The big news this week is that Apple and the FBI are going to war after a magistrate ordered Apple to help the FBI hack an iPhone used by a shooter in the San Bernardino attack, and Apple is publicly fighting the order. Also this week: The president’s NSA advisory board finally got itself a respected technical expert who actually understands how surveillance tech works. We explained why the US considers both a power plant and motion picture studio like Sony to be a part of its critical infrastructure, which is something hackers are increasingly targeting. Instagram added two-factor authentication to its app. And hackers held an LA hospital’s computers hostage with ransomware.

But that’s not all. Each Saturday we round up the news stories that we didn’t break or cover in depth at WIRED, but which deserve your attention nonetheless. As always, click on the headlines to read the full story in each link posted. And stay safe out there!

Employee Wellness Firms Use Data to Predict Worker Health Issues

Well this sounds a little creepy. Employee wellness firms and insurers are working with companies to mine sensitive health data about workers like you: such as which prescription drugs you use, whether you vote, how you shop—all in order to predict your health needs and risks. For example, if one of these firms thought you were at risk for diabetes, it might send you personalized messages about seeing a doctor or signing up for a weight-loss program. If that isn’t unsettling enough for you, one wellness firm can predict impending pregnancies by looking at when a woman fills—or stops filling—her birth control prescriptions, her age, and the age of any children she already has. Although employers don’t get access to which individuals are flagged by data mining, they do receive aggregated data on the number of workers at risk for each condition.

“Locky” Ransomware Uses Word Document Macro to Encrypt Files

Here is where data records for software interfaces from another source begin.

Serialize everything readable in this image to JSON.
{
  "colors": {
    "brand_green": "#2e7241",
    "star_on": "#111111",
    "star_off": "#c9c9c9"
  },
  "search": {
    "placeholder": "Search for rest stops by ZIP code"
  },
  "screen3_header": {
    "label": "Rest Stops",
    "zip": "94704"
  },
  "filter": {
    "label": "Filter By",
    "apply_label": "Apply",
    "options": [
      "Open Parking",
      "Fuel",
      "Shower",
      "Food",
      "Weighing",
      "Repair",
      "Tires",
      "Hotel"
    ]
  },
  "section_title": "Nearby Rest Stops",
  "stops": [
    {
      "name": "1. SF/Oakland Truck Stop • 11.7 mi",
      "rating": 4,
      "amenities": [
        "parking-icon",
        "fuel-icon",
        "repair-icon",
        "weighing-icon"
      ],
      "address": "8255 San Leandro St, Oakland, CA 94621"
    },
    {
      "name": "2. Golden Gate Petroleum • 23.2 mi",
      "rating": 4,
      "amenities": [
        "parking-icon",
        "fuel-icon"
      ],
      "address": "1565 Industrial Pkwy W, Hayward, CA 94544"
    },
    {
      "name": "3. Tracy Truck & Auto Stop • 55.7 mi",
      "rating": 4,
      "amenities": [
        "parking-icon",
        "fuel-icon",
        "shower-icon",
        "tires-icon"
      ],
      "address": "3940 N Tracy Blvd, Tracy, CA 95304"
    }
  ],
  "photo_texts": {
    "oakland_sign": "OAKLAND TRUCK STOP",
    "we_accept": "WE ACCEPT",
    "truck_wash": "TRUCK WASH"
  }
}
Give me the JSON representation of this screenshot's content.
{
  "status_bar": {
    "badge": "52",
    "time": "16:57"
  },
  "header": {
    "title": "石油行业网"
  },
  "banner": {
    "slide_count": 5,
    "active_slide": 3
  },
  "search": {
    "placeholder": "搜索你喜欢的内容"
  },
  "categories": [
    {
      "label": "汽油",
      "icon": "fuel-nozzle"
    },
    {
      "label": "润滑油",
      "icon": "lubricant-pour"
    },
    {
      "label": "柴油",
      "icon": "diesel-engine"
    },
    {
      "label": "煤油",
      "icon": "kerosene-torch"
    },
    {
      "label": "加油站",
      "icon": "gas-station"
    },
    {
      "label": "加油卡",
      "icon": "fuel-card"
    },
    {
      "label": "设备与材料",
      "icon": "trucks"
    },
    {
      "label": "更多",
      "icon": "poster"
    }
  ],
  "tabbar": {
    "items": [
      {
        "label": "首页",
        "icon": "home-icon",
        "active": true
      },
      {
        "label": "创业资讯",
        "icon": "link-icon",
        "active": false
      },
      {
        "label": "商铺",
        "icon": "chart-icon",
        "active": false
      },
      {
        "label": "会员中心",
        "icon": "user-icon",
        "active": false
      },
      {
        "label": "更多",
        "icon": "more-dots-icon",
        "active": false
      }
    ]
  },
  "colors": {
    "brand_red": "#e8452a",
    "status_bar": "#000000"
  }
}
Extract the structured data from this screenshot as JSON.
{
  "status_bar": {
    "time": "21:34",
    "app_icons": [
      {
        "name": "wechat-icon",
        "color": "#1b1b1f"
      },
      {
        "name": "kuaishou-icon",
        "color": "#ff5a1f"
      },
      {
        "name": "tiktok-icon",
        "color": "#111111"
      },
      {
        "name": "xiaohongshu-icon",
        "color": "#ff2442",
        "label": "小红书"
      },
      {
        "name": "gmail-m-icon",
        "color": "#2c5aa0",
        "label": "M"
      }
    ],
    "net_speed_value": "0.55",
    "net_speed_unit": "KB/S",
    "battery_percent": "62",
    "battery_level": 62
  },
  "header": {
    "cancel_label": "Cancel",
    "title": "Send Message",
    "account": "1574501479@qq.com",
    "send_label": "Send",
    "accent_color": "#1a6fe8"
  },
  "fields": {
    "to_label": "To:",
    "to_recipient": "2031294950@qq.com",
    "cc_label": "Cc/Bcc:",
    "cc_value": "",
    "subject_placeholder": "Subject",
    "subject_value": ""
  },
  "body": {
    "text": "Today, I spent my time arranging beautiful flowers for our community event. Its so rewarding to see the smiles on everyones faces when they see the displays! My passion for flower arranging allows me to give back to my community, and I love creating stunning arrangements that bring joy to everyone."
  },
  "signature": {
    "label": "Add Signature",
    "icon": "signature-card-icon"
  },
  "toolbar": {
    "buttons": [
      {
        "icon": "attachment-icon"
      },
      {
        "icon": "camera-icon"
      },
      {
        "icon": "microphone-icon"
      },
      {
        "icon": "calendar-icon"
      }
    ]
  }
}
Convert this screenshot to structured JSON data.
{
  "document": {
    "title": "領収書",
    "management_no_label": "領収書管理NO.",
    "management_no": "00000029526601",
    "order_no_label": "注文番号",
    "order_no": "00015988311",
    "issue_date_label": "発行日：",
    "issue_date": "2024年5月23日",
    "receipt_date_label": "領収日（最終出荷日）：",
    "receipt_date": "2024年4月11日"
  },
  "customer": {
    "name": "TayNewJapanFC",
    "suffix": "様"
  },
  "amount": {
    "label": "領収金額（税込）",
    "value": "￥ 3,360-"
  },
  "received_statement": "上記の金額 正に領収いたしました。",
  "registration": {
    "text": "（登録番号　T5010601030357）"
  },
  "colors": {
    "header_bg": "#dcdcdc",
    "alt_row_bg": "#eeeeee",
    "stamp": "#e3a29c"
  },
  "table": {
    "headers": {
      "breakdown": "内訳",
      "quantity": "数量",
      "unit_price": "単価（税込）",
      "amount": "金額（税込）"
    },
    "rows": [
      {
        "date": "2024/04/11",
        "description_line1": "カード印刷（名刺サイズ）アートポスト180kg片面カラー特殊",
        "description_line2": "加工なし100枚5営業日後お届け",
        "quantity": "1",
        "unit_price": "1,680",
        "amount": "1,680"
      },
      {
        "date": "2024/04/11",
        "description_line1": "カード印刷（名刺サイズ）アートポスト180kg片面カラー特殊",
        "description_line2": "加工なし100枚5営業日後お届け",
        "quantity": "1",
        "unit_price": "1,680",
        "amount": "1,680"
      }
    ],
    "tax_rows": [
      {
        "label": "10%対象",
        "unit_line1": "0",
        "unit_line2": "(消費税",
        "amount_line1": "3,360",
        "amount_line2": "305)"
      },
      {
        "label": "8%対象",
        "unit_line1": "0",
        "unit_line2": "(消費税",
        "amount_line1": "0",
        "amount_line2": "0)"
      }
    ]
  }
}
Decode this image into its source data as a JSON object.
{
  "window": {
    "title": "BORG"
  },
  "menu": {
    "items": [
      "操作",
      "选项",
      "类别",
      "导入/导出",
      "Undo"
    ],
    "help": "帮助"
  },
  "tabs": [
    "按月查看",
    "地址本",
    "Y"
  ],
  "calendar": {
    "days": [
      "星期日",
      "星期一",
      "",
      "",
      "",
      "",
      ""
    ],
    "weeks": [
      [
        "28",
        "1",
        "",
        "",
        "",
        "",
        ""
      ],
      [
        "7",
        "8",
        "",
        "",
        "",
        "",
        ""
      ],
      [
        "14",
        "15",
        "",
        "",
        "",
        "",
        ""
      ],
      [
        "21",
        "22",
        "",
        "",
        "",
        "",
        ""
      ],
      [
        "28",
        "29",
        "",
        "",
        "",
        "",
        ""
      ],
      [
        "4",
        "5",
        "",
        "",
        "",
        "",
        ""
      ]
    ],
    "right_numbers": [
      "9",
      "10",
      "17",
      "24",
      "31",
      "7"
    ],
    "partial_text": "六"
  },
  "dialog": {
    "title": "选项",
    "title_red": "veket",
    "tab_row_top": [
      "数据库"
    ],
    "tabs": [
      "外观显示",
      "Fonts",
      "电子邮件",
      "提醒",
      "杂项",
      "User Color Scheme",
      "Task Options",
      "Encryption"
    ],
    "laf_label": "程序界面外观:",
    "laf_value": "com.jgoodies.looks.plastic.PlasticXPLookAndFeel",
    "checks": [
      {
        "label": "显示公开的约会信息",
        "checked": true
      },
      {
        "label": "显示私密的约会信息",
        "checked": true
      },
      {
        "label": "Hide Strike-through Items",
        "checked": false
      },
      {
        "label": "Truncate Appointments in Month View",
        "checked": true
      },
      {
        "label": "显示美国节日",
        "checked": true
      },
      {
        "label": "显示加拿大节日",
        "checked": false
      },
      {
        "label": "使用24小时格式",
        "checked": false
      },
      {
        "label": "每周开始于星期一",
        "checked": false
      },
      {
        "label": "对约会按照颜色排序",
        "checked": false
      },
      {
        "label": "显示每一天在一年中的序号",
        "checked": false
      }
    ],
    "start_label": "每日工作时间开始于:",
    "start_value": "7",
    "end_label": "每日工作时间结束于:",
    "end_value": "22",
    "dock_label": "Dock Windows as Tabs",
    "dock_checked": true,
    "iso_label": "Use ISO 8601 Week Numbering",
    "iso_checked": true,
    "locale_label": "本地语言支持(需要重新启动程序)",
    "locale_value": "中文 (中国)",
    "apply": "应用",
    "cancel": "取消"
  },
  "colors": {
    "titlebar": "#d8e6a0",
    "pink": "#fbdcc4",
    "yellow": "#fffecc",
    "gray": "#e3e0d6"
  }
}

Security researchers Lawrence Abrams and Kevin Beaumont discovered ransomware that installs itself after the user opens a Word document they are emailed, and enables macros (if they’re not already on). The malicious script encrypts victims’ files and asks for half of a bitcoin as payment for the key. The malware, called Locky, has infected hundreds of computers in the US, Europe, Russia, Mali, and Pakistan. Updated anti-virus software will protect against the malware.

Researchers Stole Crypto Keys from an Air-gapped Laptop in Another Room

Researchers from Tel Aviv University and Technion have apparently found a way to gain access to private encryption keys from air-gapped computers while their equipment is in the other room. It’s not cheap—about $3000—and is unwieldy, but extracts secret decryption keys by measuring electromagnetic emanations. Similar research has been carried out before, but not on PCs using elliptic curve cryptography. The developers of GnuPG, the implementation of OpenPGP that this side-channel attack targeted, have released countermeasures to resist this method.

Google CEO Sides With Apple in FBI Battle

Google CEO Sundar Pichai has picked a side in the ongoing brawl between the FBI and Apple over whether the government can compel the company to build and sign spyware used to unlock its own devices. He’s siding with Apple. Pichai tweeted that “forcing companies to enable hacking could compromise users’ privacy,” and that requiring companies to enable hacking of customer data and devices “could be a troubling precedent.”

Data Intelligence Company Gathers Intel on Iowa Caucus-Goers

Data intelligence company Distillery matched about 16,000 Iowa caucus-goers’ mobile device IDs–those unique identifiers accessed by apps to identify a mobile device, often to determine whether an ad has been served to a specific user– with their online profiles. It did this by getting information from people’s phones via ad networks, when users grant apps or devices access to their location data, and associated those IDs. Although the data doesn’t personally identify individual users, it allowed Distillery to surmise that people who loved to grill or do lawn work in Iowa were far more likely to have voted for Trump, for example.

Sensitive Data on Millions of California Students Released to Non-Profit

Concerned Parents Association, a nonprofit community organization, has won a case against the California Department of Education. A federal district court granted it access to millions of public school students’ personal information and school records, including names, social security numbers, addresses, mental health and medical information, behavior and discipline record, progress reports, and more. The nonprofit says it needs all of this data to determine whether California schools are violating laws including the Individuals with Disabilities Education Act. Luckily, parents can opt out before April 1 by visiting a website and filling out a form (pdf).

Twitter Fixes a Password Recovery Bug

Twitter fixed a password recovery bug that had the potential of exposing nearly 10,000 Twitter accounts’ email addresses and phone numbers. The microblogging platform recommended following good security hygiene, such as creating a strong password, using Twitter’s login verification tool, and revoking access privileges of third party applications you don’t recognize. It also says it will permanently suspend any user who exploited the bug to access another account.

Philadelphia Union Deploys Surveillance Drones to Help its Workers

In an unexpected case, surveillance drones are being used to protect worker’s rights. The International Brotherhood of Electrical Workers union local in Philadelphia is using three camera-equipped drones to document rule violations at construction sites, and to fly over protests in order to prove that union members aren’t violating rules.

View original post here:

Security This Week: Employers Are Paying Data Firms to Predict Your Health Risks